Madison Healthcare Services was among 153 hospitals and nursing homes from around the state recognized by the Minnesota Department of Health (MDH) for achieving high influenza vaccination rates among facility employees during the 2015-16 flu season.

About 96% of Madison Healthcare Services employees received influenza vaccinations during the past season of the Minnesota FluSafe program. The facility received a blue ribbon and certificate of achievement from Minnesota Commissioner of Health Edward Ehlinger for its efforts.

The FluSafe program aims to get 100 percent of all health care personnel at hospitals and nursing homes in Minnesota, except those with medical exemptions, vaccinated against influenza each season. According to state health officials, unvaccinated health care workers can potentially pass highly contagious influenza to their patients, many of whom are at high risk for complications from influenza.

Of the 153 facilities that participated in FluSafe this year, 63 reached vaccination rates of 90 percent or greater, 47 reached rates of between 80 and 89 percent, and 29 reached rates of between 70 and 79 percent.

. “All FluSafe participants made a commitment to promote flu vaccination for their employees, and they did a great job. We congratulate and thank them for their hard work.”

Health care facilities participating in the FluSafe program receive guidance and access to tools and promotional materials from MDH and the Centers for Disease Control and Prevention (CDC) to help them increase their influenza vaccination rates. The facilities record and document their vaccination rates through the state’s immunization information system, the Minnesota Immunization Information Connection (MIIC).

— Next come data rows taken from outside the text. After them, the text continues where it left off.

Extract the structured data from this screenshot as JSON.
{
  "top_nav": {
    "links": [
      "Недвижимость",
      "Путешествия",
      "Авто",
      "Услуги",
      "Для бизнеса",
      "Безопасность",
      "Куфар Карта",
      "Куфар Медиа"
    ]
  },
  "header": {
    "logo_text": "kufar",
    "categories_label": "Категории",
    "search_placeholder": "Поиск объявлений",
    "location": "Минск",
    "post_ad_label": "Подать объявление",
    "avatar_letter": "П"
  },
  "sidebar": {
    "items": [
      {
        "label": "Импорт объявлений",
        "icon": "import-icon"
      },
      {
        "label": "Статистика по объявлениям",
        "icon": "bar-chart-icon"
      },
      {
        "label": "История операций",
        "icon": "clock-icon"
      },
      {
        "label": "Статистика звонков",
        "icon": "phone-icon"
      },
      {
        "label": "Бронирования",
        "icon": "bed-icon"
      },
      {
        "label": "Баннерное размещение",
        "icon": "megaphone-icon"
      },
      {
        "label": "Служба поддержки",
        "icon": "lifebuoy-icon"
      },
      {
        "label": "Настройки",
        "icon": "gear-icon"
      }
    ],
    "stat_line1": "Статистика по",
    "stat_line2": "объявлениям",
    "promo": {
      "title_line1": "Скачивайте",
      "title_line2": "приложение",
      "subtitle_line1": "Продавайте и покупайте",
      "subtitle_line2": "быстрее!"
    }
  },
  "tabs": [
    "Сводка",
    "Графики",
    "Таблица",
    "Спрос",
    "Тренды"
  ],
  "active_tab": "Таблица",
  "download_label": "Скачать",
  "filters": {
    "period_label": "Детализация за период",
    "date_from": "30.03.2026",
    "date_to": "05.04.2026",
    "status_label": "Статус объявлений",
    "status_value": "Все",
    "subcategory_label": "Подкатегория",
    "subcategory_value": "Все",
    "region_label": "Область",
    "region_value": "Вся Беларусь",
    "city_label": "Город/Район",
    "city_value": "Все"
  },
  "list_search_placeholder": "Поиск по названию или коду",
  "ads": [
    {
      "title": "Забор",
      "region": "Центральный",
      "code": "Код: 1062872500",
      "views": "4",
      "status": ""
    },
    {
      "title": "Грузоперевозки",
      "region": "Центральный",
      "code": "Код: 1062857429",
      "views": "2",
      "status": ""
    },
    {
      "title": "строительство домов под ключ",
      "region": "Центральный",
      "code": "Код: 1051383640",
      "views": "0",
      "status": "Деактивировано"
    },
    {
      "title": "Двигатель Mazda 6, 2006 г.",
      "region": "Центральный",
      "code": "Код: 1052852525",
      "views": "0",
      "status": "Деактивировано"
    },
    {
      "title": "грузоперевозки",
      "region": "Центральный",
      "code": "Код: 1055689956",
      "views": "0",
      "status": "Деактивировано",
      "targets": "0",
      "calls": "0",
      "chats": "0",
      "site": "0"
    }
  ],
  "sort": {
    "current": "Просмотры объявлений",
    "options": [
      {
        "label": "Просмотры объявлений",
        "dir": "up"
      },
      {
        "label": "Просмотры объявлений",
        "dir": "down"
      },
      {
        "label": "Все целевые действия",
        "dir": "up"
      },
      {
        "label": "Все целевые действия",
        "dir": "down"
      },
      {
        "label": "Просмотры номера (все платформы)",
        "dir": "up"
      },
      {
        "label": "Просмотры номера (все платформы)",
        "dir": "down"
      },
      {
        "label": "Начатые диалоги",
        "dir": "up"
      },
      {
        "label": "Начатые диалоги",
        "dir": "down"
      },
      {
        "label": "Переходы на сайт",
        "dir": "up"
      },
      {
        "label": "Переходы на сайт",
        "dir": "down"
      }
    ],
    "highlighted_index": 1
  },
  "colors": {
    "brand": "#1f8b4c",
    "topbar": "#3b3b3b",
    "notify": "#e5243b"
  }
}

More information on the FluSafe program, including a list of the 2015-16 facilities earning blue, red, and white ribbons, can be found on